» **WHAT THE EXERCISE ASKS**: Look through the listing below for the string "Hisense". Show each line where it occurs.
+++
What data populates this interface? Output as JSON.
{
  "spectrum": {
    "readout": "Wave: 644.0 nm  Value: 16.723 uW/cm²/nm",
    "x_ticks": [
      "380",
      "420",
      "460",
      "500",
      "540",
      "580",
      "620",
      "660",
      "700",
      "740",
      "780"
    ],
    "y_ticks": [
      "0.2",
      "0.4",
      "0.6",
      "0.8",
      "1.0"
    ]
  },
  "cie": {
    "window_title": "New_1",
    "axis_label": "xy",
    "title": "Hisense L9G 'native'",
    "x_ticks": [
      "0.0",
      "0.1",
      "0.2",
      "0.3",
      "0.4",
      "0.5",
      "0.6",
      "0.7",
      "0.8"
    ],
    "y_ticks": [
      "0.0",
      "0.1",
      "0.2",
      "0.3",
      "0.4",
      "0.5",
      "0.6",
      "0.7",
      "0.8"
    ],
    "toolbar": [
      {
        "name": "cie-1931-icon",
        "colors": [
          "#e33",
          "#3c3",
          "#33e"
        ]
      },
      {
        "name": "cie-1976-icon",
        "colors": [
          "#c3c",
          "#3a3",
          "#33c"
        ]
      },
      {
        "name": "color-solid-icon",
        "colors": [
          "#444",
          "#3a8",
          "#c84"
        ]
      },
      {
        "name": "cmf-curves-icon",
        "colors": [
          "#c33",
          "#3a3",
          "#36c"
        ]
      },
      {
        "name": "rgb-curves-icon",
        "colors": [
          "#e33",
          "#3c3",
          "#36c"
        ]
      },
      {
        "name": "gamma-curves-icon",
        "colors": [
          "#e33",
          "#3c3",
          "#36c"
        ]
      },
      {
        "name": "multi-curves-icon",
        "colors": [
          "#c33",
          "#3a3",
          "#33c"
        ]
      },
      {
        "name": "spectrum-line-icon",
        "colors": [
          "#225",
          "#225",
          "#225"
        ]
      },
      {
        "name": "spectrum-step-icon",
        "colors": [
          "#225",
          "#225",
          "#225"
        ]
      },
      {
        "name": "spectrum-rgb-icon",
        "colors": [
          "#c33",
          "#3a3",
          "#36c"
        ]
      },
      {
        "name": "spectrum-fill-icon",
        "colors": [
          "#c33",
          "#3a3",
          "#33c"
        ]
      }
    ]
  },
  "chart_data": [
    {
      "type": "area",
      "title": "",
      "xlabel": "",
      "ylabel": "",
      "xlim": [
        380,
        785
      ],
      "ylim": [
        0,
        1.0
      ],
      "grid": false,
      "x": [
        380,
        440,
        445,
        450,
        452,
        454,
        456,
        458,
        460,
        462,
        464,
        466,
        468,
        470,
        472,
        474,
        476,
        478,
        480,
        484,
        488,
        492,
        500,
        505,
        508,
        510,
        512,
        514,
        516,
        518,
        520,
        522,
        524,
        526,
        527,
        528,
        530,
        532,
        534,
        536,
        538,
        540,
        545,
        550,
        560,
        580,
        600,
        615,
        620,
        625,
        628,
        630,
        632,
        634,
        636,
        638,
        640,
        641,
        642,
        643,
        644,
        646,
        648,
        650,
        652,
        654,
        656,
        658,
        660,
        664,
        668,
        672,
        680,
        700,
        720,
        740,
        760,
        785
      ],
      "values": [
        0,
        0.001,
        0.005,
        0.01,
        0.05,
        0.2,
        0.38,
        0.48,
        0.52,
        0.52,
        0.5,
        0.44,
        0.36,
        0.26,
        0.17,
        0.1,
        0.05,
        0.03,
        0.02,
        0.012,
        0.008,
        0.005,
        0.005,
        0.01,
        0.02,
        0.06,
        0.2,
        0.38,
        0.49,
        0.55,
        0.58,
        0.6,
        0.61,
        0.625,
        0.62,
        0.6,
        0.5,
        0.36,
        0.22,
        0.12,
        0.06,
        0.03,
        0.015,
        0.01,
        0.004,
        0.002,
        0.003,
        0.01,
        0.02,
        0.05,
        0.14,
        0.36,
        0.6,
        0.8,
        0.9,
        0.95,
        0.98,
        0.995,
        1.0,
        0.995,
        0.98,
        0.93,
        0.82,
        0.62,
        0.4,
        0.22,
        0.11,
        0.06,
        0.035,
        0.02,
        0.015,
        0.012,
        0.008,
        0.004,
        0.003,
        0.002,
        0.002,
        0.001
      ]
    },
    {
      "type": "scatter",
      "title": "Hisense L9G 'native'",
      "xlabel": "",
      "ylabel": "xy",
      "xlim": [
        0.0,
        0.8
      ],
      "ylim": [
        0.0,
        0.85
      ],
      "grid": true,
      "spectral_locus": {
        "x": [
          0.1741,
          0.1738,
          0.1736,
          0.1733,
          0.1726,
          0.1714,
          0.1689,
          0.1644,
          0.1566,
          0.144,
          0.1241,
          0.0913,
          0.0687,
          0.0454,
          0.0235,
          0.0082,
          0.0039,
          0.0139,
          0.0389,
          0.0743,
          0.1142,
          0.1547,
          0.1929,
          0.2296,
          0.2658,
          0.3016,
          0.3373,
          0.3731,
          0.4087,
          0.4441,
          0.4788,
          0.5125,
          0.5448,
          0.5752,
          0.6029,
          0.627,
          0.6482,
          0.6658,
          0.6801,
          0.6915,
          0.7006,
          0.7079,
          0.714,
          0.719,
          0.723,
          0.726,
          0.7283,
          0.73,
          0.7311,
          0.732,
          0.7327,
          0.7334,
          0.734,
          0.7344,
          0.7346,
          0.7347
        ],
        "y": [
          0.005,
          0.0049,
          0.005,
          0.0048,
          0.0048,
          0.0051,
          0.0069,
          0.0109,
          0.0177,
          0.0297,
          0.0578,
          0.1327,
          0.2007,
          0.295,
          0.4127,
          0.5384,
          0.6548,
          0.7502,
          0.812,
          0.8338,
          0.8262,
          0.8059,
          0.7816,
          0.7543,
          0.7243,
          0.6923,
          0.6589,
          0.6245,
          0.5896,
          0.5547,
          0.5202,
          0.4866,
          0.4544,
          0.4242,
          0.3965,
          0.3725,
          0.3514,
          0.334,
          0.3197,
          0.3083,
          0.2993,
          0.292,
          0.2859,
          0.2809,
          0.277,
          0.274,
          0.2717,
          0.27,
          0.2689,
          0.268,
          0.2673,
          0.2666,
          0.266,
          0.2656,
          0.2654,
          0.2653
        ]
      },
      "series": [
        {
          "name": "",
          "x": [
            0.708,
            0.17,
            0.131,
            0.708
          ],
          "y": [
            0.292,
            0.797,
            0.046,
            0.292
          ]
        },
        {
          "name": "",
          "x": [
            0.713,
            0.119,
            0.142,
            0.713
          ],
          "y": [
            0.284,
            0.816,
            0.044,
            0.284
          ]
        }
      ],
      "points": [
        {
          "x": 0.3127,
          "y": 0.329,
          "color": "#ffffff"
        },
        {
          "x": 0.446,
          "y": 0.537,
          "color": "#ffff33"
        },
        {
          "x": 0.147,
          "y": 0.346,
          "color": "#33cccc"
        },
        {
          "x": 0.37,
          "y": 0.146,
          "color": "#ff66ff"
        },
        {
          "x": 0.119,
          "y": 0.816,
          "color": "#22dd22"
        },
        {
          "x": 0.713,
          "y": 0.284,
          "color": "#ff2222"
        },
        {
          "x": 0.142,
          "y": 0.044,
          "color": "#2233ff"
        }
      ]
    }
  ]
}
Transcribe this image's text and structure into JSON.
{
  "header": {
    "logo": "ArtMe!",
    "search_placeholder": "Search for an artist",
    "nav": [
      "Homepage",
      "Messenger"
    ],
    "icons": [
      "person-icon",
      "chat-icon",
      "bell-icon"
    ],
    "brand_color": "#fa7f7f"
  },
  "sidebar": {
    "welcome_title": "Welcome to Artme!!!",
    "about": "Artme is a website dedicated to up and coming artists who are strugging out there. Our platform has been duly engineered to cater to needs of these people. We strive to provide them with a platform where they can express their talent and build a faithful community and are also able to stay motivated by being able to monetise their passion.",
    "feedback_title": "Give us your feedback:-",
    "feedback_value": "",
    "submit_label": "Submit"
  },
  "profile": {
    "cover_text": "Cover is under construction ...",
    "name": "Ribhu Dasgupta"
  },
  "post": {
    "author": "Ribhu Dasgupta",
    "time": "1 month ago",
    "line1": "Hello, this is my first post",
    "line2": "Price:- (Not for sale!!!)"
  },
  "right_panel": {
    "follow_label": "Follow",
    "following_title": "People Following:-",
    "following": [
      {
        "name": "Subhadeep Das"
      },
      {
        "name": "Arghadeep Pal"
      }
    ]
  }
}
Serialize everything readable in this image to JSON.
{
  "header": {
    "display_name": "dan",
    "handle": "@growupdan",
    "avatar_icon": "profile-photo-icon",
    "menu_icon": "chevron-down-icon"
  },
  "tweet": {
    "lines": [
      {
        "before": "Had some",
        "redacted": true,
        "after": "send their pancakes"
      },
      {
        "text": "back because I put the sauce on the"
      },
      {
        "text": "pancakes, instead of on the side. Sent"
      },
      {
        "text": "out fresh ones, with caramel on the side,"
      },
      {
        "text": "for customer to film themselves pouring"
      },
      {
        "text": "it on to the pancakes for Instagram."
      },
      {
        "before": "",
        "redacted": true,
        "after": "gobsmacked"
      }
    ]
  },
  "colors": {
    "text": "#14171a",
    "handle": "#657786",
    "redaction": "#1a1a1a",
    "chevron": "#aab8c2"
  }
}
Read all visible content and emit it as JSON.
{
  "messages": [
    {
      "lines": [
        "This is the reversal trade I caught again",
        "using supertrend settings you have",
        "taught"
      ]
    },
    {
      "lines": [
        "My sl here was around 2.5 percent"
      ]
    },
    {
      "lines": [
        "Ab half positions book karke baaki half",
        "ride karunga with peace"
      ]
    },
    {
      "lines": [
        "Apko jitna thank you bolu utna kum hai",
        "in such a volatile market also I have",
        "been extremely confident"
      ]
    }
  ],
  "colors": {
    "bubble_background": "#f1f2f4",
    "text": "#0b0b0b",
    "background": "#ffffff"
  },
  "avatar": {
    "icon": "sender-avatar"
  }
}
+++
» **FINAL ANSWER**:
    "title": "Hisense L9G 'native'",
      "title": "Hisense L9G 'native'",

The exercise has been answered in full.